Data about app and page elements:

________

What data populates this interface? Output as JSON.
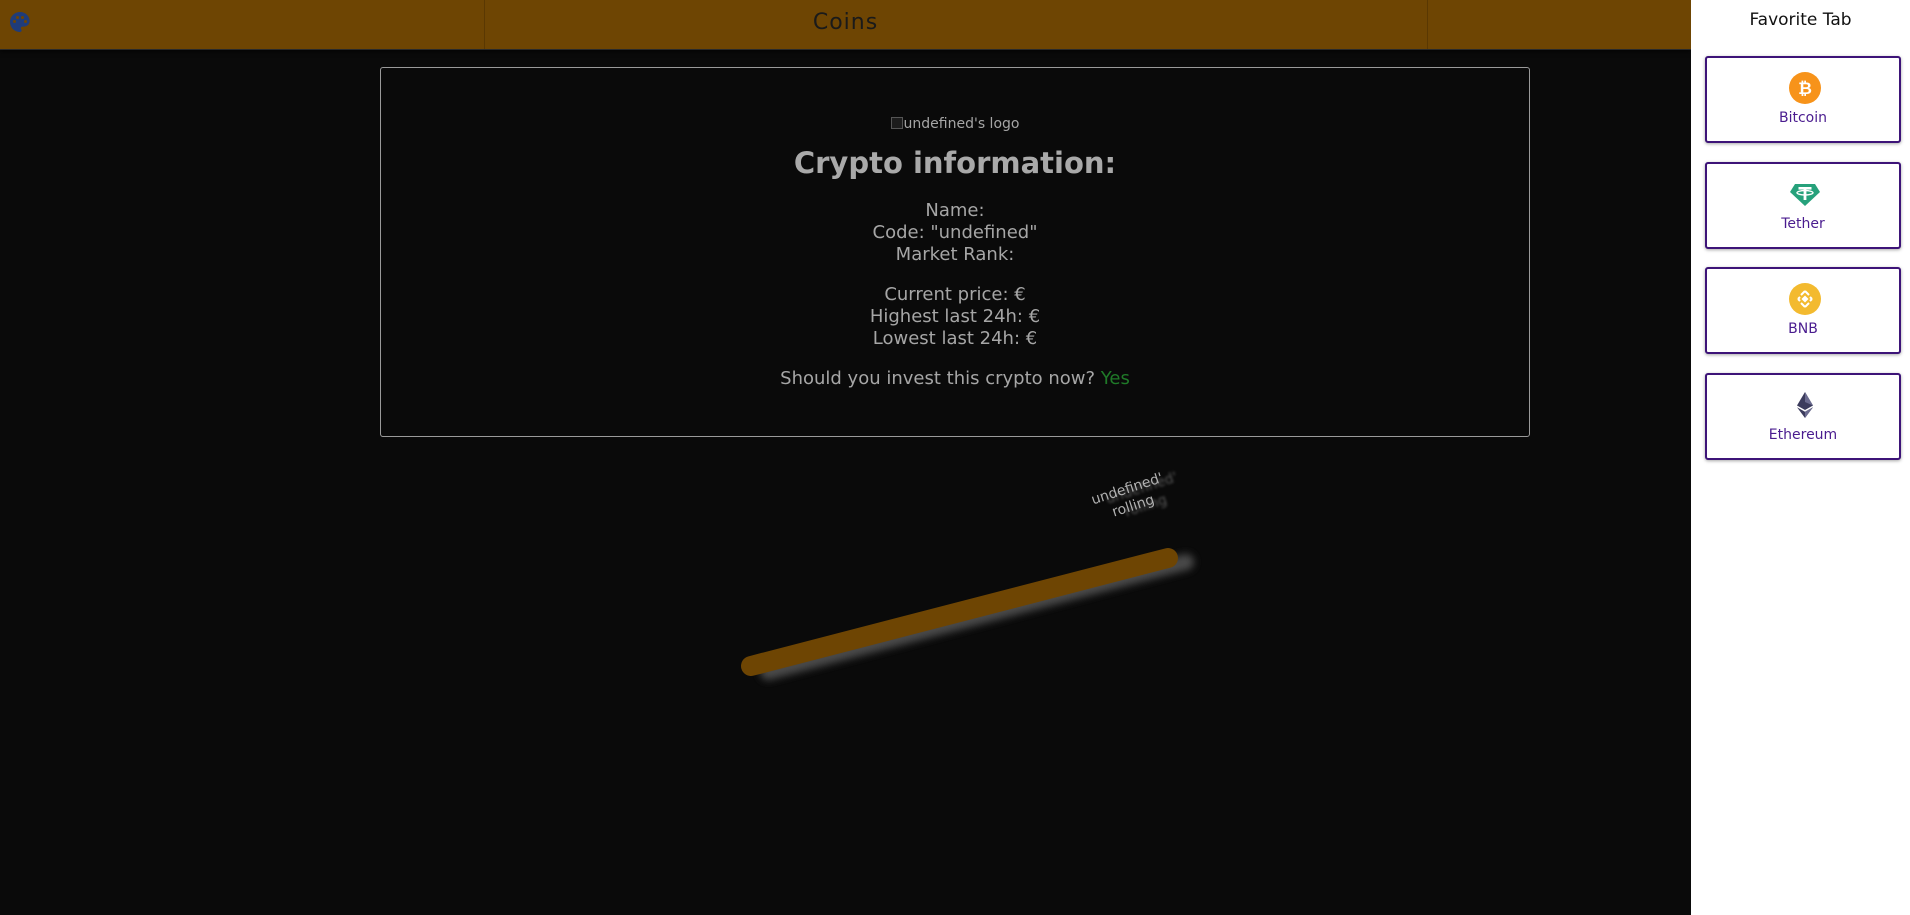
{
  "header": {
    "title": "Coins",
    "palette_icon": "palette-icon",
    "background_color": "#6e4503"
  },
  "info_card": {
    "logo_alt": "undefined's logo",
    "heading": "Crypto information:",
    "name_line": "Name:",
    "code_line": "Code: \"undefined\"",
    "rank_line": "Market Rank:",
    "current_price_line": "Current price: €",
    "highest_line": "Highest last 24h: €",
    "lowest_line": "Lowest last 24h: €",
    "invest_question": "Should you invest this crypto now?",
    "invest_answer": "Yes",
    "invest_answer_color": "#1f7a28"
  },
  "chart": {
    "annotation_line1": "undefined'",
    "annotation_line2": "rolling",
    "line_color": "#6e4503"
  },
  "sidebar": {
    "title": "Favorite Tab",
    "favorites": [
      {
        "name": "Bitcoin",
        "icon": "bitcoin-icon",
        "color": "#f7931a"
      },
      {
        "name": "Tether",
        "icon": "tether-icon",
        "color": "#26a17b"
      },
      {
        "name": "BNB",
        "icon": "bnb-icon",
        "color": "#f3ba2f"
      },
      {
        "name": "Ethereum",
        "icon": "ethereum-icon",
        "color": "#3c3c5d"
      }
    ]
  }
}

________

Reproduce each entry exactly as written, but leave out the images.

What data populates this interface? Output as JSON.
{
  "header": {
    "title": "Coins",
    "palette_icon": "palette-icon",
    "background_color": "#6e4503"
  },
  "info_card": {
    "logo_alt": "undefined's logo",
    "heading": "Crypto information:",
    "name_line": "Name:",
    "code_line": "Code: \"undefined\"",
    "rank_line": "Market Rank:",
    "current_price_line": "Current price: €",
    "highest_line": "Highest last 24h: €",
    "lowest_line": "Lowest last 24h: €",
    "invest_question": "Should you invest this crypto now?",
    "invest_answer": "Yes",
    "invest_answer_color": "#1f7a28"
  },
  "chart": {
    "annotation_line1": "undefined'",
    "annotation_line2": "rolling",
    "line_color": "#6e4503"
  },
  "sidebar": {
    "title": "Favorite Tab",
    "favorites": [
      {
        "name": "Bitcoin",
        "icon": "bitcoin-icon",
        "color": "#f7931a"
      },
      {
        "name": "Tether",
        "icon": "tether-icon",
        "color": "#26a17b"
      },
      {
        "name": "BNB",
        "icon": "bnb-icon",
        "color": "#f3ba2f"
      },
      {
        "name": "Ethereum",
        "icon": "ethereum-icon",
        "color": "#3c3c5d"
      }
    ]
  }
}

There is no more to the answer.